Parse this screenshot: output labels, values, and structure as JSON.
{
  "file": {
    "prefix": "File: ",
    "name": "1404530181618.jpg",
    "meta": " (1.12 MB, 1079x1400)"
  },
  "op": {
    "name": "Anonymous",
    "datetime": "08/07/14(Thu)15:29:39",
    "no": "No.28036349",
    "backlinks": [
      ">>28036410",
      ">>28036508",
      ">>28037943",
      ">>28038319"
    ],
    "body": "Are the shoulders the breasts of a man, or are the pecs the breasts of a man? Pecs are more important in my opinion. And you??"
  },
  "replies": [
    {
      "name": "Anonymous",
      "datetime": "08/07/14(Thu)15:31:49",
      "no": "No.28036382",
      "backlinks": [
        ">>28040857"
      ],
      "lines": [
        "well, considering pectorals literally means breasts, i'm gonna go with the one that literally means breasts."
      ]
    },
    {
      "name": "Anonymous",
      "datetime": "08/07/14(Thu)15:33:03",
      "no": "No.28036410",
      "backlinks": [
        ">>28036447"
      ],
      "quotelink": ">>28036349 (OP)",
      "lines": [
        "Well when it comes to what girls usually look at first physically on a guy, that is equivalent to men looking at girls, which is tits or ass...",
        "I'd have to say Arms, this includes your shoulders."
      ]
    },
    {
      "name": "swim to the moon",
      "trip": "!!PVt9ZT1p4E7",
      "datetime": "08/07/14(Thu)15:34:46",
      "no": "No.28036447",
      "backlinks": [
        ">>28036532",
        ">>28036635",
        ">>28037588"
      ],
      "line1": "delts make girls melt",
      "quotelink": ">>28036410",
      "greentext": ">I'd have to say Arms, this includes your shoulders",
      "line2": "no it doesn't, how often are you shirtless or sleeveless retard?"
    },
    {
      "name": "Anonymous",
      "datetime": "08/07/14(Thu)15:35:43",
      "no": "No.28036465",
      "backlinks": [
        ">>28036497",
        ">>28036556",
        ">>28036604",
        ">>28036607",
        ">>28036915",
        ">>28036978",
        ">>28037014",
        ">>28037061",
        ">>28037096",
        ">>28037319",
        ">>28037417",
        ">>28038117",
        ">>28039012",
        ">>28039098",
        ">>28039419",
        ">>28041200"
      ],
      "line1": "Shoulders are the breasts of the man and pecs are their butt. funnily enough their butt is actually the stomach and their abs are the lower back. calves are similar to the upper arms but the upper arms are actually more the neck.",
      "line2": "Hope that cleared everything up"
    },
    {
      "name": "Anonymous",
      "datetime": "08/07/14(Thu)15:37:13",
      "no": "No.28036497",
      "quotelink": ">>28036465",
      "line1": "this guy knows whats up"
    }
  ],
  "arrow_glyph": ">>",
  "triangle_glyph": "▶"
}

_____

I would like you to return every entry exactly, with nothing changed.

Parse this screenshot: output labels, values, and structure as JSON.
{
  "file": {
    "prefix": "File: ",
    "name": "1404530181618.jpg",
    "meta": " (1.12 MB, 1079x1400)"
  },
  "op": {
    "name": "Anonymous",
    "datetime": "08/07/14(Thu)15:29:39",
    "no": "No.28036349",
    "backlinks": [
      ">>28036410",
      ">>28036508",
      ">>28037943",
      ">>28038319"
    ],
    "body": "Are the shoulders the breasts of a man, or are the pecs the breasts of a man? Pecs are more important in my opinion. And you??"
  },
  "replies": [
    {
      "name": "Anonymous",
      "datetime": "08/07/14(Thu)15:31:49",
      "no": "No.28036382",
      "backlinks": [
        ">>28040857"
      ],
      "lines": [
        "well, considering pectorals literally means breasts, i'm gonna go with the one that literally means breasts."
      ]
    },
    {
      "name": "Anonymous",
      "datetime": "08/07/14(Thu)15:33:03",
      "no": "No.28036410",
      "backlinks": [
        ">>28036447"
      ],
      "quotelink": ">>28036349 (OP)",
      "lines": [
        "Well when it comes to what girls usually look at first physically on a guy, that is equivalent to men looking at girls, which is tits or ass...",
        "I'd have to say Arms, this includes your shoulders."
      ]
    },
    {
      "name": "swim to the moon",
      "trip": "!!PVt9ZT1p4E7",
      "datetime": "08/07/14(Thu)15:34:46",
      "no": "No.28036447",
      "backlinks": [
        ">>28036532",
        ">>28036635",
        ">>28037588"
      ],
      "line1": "delts make girls melt",
      "quotelink": ">>28036410",
      "greentext": ">I'd have to say Arms, this includes your shoulders",
      "line2": "no it doesn't, how often are you shirtless or sleeveless retard?"
    },
    {
      "name": "Anonymous",
      "datetime": "08/07/14(Thu)15:35:43",
      "no": "No.28036465",
      "backlinks": [
        ">>28036497",
        ">>28036556",
        ">>28036604",
        ">>28036607",
        ">>28036915",
        ">>28036978",
        ">>28037014",
        ">>28037061",
        ">>28037096",
        ">>28037319",
        ">>28037417",
        ">>28038117",
        ">>28039012",
        ">>28039098",
        ">>28039419",
        ">>28041200"
      ],
      "line1": "Shoulders are the breasts of the man and pecs are their butt. funnily enough their butt is actually the stomach and their abs are the lower back. calves are similar to the upper arms but the upper arms are actually more the neck.",
      "line2": "Hope that cleared everything up"
    },
    {
      "name": "Anonymous",
      "datetime": "08/07/14(Thu)15:37:13",
      "no": "No.28036497",
      "quotelink": ">>28036465",
      "line1": "this guy knows whats up"
    }
  ],
  "arrow_glyph": ">>",
  "triangle_glyph": "▶"
}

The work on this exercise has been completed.